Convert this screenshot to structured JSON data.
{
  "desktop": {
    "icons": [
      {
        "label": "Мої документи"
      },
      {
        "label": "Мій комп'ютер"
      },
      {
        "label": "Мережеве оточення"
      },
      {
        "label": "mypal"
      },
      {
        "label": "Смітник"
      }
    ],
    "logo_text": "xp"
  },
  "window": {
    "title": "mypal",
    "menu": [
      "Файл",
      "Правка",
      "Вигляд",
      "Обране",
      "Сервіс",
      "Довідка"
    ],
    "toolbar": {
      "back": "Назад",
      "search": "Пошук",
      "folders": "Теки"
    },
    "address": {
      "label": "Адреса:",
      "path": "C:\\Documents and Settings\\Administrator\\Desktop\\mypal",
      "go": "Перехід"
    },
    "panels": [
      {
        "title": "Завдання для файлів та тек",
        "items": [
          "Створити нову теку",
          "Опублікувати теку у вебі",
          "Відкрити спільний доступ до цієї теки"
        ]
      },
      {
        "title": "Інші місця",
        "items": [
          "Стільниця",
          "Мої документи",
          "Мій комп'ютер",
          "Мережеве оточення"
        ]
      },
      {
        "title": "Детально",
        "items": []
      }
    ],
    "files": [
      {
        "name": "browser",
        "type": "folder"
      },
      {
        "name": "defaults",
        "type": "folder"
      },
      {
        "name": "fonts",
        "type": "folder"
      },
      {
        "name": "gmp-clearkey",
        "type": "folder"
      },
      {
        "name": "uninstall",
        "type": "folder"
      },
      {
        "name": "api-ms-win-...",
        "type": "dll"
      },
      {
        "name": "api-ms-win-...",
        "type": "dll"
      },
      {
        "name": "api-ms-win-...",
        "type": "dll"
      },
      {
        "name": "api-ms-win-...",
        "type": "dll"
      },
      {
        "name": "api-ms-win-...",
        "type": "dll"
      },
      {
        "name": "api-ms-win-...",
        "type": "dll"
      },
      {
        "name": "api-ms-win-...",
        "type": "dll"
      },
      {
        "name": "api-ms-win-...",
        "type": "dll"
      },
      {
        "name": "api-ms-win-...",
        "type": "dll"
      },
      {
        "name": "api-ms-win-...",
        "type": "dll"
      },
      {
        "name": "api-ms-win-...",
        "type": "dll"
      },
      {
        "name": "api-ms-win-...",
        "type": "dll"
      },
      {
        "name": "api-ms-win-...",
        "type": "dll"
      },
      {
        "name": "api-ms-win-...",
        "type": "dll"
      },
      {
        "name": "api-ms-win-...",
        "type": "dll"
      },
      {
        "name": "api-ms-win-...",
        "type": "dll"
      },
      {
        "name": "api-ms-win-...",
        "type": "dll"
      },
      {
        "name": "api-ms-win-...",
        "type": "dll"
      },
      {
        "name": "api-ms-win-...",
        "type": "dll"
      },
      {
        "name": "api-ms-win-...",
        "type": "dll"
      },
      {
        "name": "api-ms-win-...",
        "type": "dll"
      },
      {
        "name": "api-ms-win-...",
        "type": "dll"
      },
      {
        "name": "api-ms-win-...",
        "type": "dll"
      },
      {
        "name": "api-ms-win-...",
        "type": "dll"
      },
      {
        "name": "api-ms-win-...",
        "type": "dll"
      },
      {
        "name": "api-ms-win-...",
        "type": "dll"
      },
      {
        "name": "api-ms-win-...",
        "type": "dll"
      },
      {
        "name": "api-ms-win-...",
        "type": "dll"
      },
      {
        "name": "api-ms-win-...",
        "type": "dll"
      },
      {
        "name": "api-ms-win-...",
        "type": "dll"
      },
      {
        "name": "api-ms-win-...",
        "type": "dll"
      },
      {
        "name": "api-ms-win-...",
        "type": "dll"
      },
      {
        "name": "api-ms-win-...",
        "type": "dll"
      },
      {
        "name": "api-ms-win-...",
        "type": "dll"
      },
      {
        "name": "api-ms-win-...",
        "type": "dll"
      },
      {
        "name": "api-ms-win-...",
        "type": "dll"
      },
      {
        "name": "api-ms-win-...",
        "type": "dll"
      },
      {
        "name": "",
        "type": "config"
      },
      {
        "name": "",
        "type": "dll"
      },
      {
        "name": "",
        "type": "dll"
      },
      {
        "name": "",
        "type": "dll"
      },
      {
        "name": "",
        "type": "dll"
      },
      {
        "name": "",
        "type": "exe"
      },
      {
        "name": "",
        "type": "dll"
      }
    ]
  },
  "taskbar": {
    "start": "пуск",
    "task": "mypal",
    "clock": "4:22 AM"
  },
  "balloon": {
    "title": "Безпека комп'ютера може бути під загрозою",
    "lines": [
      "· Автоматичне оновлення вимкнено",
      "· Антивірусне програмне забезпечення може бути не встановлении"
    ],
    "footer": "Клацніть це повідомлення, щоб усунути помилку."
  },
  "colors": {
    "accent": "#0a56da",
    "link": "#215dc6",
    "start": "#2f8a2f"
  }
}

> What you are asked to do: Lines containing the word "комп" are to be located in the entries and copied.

> Exercise answer:
        "label": "Мій комп'ютер"
          "Мій комп'ютер",
    "title": "Безпека комп'ютера може бути під загрозою",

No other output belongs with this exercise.